Material provided
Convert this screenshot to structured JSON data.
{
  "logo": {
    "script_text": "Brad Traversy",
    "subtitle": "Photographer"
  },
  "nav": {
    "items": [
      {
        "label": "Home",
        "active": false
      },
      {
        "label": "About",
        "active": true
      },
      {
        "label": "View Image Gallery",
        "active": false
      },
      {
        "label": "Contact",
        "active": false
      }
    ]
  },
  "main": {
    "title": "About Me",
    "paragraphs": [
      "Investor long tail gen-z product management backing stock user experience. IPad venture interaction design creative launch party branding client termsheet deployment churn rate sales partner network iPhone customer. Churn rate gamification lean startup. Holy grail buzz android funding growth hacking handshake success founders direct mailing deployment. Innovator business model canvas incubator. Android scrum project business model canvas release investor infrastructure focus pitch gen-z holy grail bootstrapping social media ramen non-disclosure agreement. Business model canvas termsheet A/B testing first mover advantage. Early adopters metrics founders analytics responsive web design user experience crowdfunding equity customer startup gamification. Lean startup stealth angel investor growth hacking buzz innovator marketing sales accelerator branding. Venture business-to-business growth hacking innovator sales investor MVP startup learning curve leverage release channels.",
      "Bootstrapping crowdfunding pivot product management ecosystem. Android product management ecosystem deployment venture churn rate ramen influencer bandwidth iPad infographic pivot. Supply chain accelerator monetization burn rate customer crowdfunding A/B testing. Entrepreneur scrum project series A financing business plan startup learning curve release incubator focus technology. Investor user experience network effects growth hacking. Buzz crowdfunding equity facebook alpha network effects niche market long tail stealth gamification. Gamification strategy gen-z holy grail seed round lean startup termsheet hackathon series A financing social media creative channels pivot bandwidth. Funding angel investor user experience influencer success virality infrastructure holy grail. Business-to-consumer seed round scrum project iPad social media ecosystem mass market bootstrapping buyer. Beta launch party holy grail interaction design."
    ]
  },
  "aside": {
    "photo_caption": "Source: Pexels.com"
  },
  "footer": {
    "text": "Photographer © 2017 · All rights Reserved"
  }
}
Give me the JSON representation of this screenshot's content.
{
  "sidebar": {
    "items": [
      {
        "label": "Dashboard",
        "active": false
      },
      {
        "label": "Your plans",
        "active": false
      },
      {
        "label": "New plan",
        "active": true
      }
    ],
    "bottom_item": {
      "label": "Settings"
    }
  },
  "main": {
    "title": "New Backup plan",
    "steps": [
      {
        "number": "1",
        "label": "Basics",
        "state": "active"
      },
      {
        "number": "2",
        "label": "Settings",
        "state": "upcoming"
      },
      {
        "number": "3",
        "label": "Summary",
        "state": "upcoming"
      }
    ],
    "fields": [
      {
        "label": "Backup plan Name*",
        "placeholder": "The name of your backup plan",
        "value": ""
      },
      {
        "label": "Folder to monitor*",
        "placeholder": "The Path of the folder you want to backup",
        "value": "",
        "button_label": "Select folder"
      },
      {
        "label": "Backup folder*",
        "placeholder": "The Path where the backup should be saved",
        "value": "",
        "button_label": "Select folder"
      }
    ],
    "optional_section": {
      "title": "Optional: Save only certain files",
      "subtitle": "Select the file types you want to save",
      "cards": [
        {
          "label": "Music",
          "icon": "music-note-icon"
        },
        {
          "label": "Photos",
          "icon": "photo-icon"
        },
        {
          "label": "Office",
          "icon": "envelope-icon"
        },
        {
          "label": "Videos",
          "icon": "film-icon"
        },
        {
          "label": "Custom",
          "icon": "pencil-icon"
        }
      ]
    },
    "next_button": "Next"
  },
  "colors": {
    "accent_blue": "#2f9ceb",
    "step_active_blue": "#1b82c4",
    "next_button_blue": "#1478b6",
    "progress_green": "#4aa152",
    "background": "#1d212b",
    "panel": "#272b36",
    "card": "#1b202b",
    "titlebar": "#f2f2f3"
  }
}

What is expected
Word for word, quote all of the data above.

Result for this exercise
Convert this screenshot to structured JSON data.
{
  "logo": {
    "script_text": "Brad Traversy",
    "subtitle": "Photographer"
  },
  "nav": {
    "items": [
      {
        "label": "Home",
        "active": false
      },
      {
        "label": "About",
        "active": true
      },
      {
        "label": "View Image Gallery",
        "active": false
      },
      {
        "label": "Contact",
        "active": false
      }
    ]
  },
  "main": {
    "title": "About Me",
    "paragraphs": [
      "Investor long tail gen-z product management backing stock user experience. IPad venture interaction design creative launch party branding client termsheet deployment churn rate sales partner network iPhone customer. Churn rate gamification lean startup. Holy grail buzz android funding growth hacking handshake success founders direct mailing deployment. Innovator business model canvas incubator. Android scrum project business model canvas release investor infrastructure focus pitch gen-z holy grail bootstrapping social media ramen non-disclosure agreement. Business model canvas termsheet A/B testing first mover advantage. Early adopters metrics founders analytics responsive web design user experience crowdfunding equity customer startup gamification. Lean startup stealth angel investor growth hacking buzz innovator marketing sales accelerator branding. Venture business-to-business growth hacking innovator sales investor MVP startup learning curve leverage release channels.",
      "Bootstrapping crowdfunding pivot product management ecosystem. Android product management ecosystem deployment venture churn rate ramen influencer bandwidth iPad infographic pivot. Supply chain accelerator monetization burn rate customer crowdfunding A/B testing. Entrepreneur scrum project series A financing business plan startup learning curve release incubator focus technology. Investor user experience network effects growth hacking. Buzz crowdfunding equity facebook alpha network effects niche market long tail stealth gamification. Gamification strategy gen-z holy grail seed round lean startup termsheet hackathon series A financing social media creative channels pivot bandwidth. Funding angel investor user experience influencer success virality infrastructure holy grail. Business-to-consumer seed round scrum project iPad social media ecosystem mass market bootstrapping buyer. Beta launch party holy grail interaction design."
    ]
  },
  "aside": {
    "photo_caption": "Source: Pexels.com"
  },
  "footer": {
    "text": "Photographer © 2017 · All rights Reserved"
  }
}
Give me the JSON representation of this screenshot's content.
{
  "sidebar": {
    "items": [
      {
        "label": "Dashboard",
        "active": false
      },
      {
        "label": "Your plans",
        "active": false
      },
      {
        "label": "New plan",
        "active": true
      }
    ],
    "bottom_item": {
      "label": "Settings"
    }
  },
  "main": {
    "title": "New Backup plan",
    "steps": [
      {
        "number": "1",
        "label": "Basics",
        "state": "active"
      },
      {
        "number": "2",
        "label": "Settings",
        "state": "upcoming"
      },
      {
        "number": "3",
        "label": "Summary",
        "state": "upcoming"
      }
    ],
    "fields": [
      {
        "label": "Backup plan Name*",
        "placeholder": "The name of your backup plan",
        "value": ""
      },
      {
        "label": "Folder to monitor*",
        "placeholder": "The Path of the folder you want to backup",
        "value": "",
        "button_label": "Select folder"
      },
      {
        "label": "Backup folder*",
        "placeholder": "The Path where the backup should be saved",
        "value": "",
        "button_label": "Select folder"
      }
    ],
    "optional_section": {
      "title": "Optional: Save only certain files",
      "subtitle": "Select the file types you want to save",
      "cards": [
        {
          "label": "Music",
          "icon": "music-note-icon"
        },
        {
          "label": "Photos",
          "icon": "photo-icon"
        },
        {
          "label": "Office",
          "icon": "envelope-icon"
        },
        {
          "label": "Videos",
          "icon": "film-icon"
        },
        {
          "label": "Custom",
          "icon": "pencil-icon"
        }
      ]
    },
    "next_button": "Next"
  },
  "colors": {
    "accent_blue": "#2f9ceb",
    "step_active_blue": "#1b82c4",
    "next_button_blue": "#1478b6",
    "progress_green": "#4aa152",
    "background": "#1d212b",
    "panel": "#272b36",
    "card": "#1b202b",
    "titlebar": "#f2f2f3"
  }
}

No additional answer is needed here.